I am in Shanghai, but I did not come here on the new high-speed train. Not that I didn’t try. I tried to book a ticket online and I tried to buy it in person from the little train ticket office in my neighborhood. Those efforts were thwarted by a new rule, which stipulates that foreigners can only buy tickets at the train station. For someone like me, who has neither an office secretary nor a hotel agent at their service, this would have meant spending most part of a day traveling to Beijing’s South Station to show them my passport. Forget it.
I had already booked a flight when I received an email from a Chinese friend: “Sabine, have you booked the train ticket? I think you should be careful about taking fast trains.” On July 23, a high-speed train had rear-ended another one near the city of Wenzhou, killing at least 40 people. The incident has triggered a virulent debate in China, which is symptomatic of the deep distrust people have towards their non-elected officials. At the same time, it has also shown how difficult it has become to keep people from making this distrust openly known.
There was enough to be angry about. The operator tried to remove evidence and waited a whole day before giving its first press conference. A two-year old girl was found alive in the wreckage after the operator had declared that there were no more survivors. The government tried to block reporting about this story, but even state-run papers and TV channels defied this order while the microblogs, the Chinese version of Twitter, were overflowing with speculation about mismanagement and corruption that might have led to the overly speedy (and sloppy) construction of the high-speed trains, especially since signal failure was a likely cause for the disaster.

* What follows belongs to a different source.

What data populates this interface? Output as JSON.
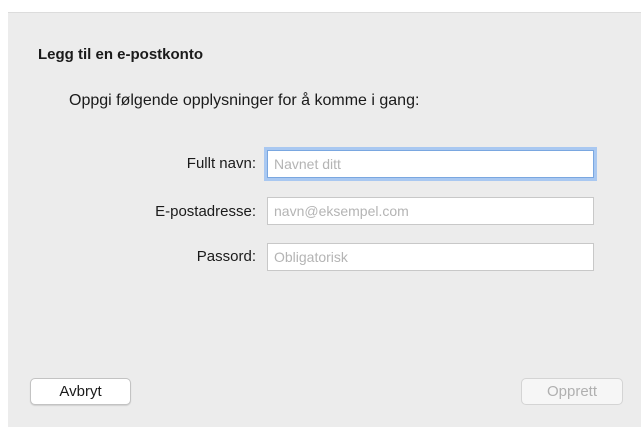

The episode is more than an embarrassment for the government. China’s homegrown high-speed trains are feted as another step on the way of the country’s high-speed transition into a modern nation. And the prestigious new line that cuts the travel time between Beijing and Shanghai to four hours started operating on July 1st, the 90th anniversary of the Communist Party.
On July 5th, a video in which a giant Kung Fu panda proposed to his girl-friend on the Jing-Hu train (short for Beijing to Shanghai) became an instant success on Youku and Tudou (the Chinese equivalents of Youtube). A few days later, a friend texted me from inside the train and raved about how comfortable it was. His only complaint: He caught the train conductors smoking in the instrument room. At least they apologized profusely when they were called out.
But very soon, the train ran into problems. There were reports about delays and about passengers left boiling in train cabins with no air conditioning. There were reports about technical flaws. The airlines, which had lowered their prices to compete with the train, regained confidence and raised them to their previous levels. The train wreck of July 23rd should have quelled all remaining worries for carriers flying between China’s most important cities.
What is hasn’t quelled are the concerns of citizens who are increasingly edgy. They worry about tainted baby food and fake medicines; they worry about collapsing bridges and crashing trains; they worry about losing their homes to urban development. And most of all, they worry that the same problem lies at the bottom of all these flawed products and procedures: corruption.
To bribe and to be bribed has become the way of life in China. The local government gets paid off by the development company to take away your home. The doctor is bribed by the pharmaceutical industry, just like everywhere else in the world. But in China, you better give that doctor a hongbao (a red envelope with money) too, if he is going to perform surgery on you. You even bribe the teachers if you want them to pay attention to your child’s education. It seems as if this phenomenon has become more pervasive in recent years.
This makes me wonder whether I could have bribed the woman at the ticket office into selling me a train ticket to Shanghai?